» Exercise objective
In the records below, tally every line containing "icon". Report only the total.

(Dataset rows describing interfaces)
====

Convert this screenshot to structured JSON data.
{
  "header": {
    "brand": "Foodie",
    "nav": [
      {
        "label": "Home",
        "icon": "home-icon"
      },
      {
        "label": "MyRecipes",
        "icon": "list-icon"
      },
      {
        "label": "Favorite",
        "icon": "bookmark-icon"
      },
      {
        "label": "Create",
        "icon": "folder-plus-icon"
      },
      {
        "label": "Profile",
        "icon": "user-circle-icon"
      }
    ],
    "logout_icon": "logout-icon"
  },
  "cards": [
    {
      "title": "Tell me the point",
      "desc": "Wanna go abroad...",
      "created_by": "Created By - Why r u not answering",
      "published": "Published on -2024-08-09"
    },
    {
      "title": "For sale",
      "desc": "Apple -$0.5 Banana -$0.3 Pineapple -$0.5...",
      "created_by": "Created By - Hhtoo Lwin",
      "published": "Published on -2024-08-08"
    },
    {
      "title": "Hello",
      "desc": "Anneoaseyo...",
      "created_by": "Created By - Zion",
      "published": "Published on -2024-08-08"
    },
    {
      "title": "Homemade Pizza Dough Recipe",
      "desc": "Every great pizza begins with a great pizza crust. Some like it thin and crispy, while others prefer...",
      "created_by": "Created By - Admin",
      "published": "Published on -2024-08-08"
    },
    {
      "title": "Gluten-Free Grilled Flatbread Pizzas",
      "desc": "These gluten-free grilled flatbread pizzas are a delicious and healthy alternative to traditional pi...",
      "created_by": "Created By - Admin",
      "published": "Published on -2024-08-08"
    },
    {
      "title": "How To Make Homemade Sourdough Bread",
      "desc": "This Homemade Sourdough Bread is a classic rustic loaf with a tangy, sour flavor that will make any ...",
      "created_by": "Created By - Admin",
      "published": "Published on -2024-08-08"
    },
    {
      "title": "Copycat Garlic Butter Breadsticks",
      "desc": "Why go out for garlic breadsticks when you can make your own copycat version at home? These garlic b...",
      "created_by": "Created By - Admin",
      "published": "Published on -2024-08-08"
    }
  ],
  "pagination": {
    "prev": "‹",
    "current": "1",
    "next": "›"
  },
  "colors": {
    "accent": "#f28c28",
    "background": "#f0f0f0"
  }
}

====

» Exercise result
6